Rob Katter (KAP state leader), Rowell Walton (KAP senate candidate), Rick Gurnett (KAP federal candidate for Maranoa) and Ken Elliott (KAP candidate for the upcoming Toowoomba South By-election) will be on hand to listen to the concerns and ideas of residents at Talgai Homestead on Saturday afternoon.
"We are looking forward to meeting with Warwick and introducing them to our team," Mr Katter said.
"We are a party of real people with real plans for Australia."
"With just a handful of members in seats we have achieved great things for rural and regional areas, with the help of the voters of the Darling Downs we hope to achieve even more," he said.
Mr Gurnett is committed to giving the voters of Maranoa a better choice.
"The major parties have forgotten about regional Queensland – with the KAP we will be focussing on jobs creation, industry development and economic stimulation in these areas," he said.
“We are also the only party that is protecting the rights of small business and landholders.”
Standing up for important local issues was a priority for Mr Elliott.
“We have to unlock the potential of Queensland – and that starts with ‘average Queenslanders’ in rural areas,” he said.
“The KAP will stand up for the people of regional Queensland on the issues that matter.”
Mr Walton said the KAP was looking forward to putting more runs on the board for rural areas.
“The KAP is focused on industry enabling initiatives, especially in the agriculture sector,” he said.
“We have already scored some big wins with sugar, ethanol and are working hard at state level to solve the issue of rural debt.”
Katter’s Australia Party Senate had drawn well on the senate voting ticket being number 9 and is the very first of the minor parties among a number of micro parties.
The number one candidate Rowell Walton said “I am very satisfied that the position will mean many of those who had decided not to vote for one of the major parties would put a number one in Katter's Box.”
"It means Katter's are well and truly on track for one senator and depending on how Queenslanders think on the day we may be in the running for two Quotas,” he said.
There are 38 total groups above the line, and voting will be a bit of a chore for many voters.

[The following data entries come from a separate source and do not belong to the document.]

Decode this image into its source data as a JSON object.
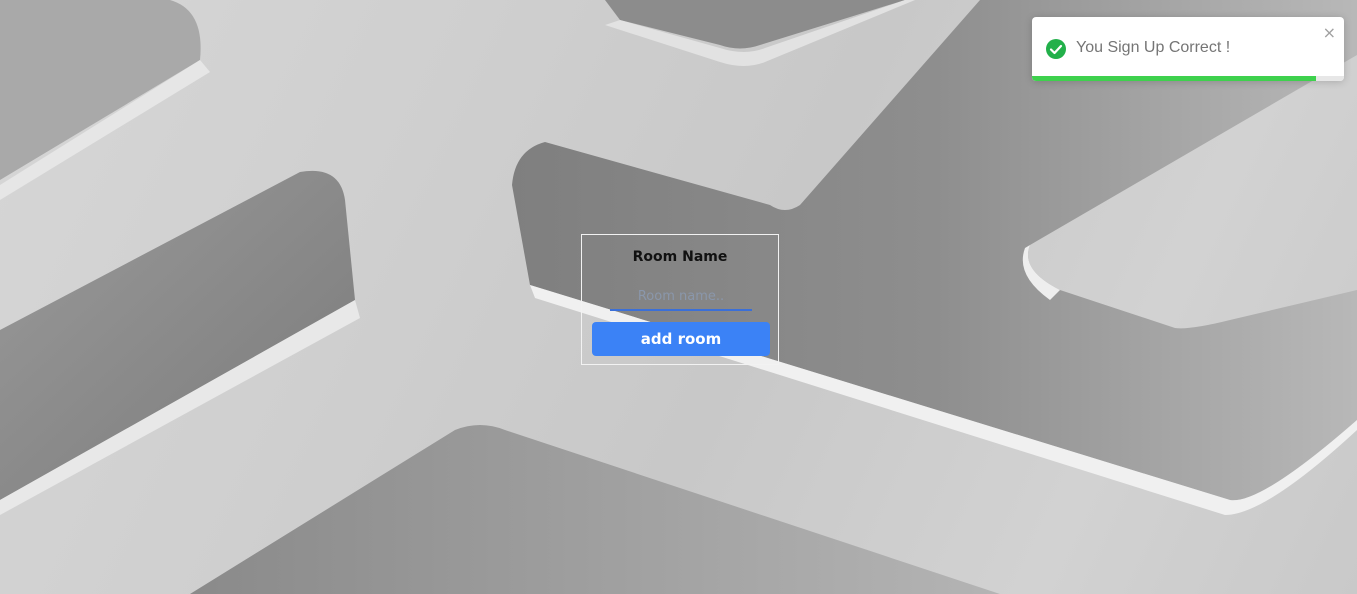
{
  "form": {
    "title": "Room Name",
    "input_placeholder": "Room name..",
    "input_value": "",
    "button_label": "add room",
    "accent_color": "#3b82f6"
  },
  "toast": {
    "message": "You Sign Up Correct !",
    "icon": "check-circle-icon",
    "close_symbol": "×",
    "progress": 0.91,
    "status_color": "#3ed14d"
  }
}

It will be difficult for those who have not been paying attention to work out the system of voting six above the line and twelve below.
"Naturally the power that Queenslanders can exercise will translate into full representation for them if we succeed," Mr Walton said.
"The possibilities are tantalising that Queensland may hold the balance of power in the Senate."
Mr Walton said “Just focus on putting a  in the Katter’s Australian Party Box and then number five others.
This will give Queensland some power in Canberra as effective representation is used to get the state on the move.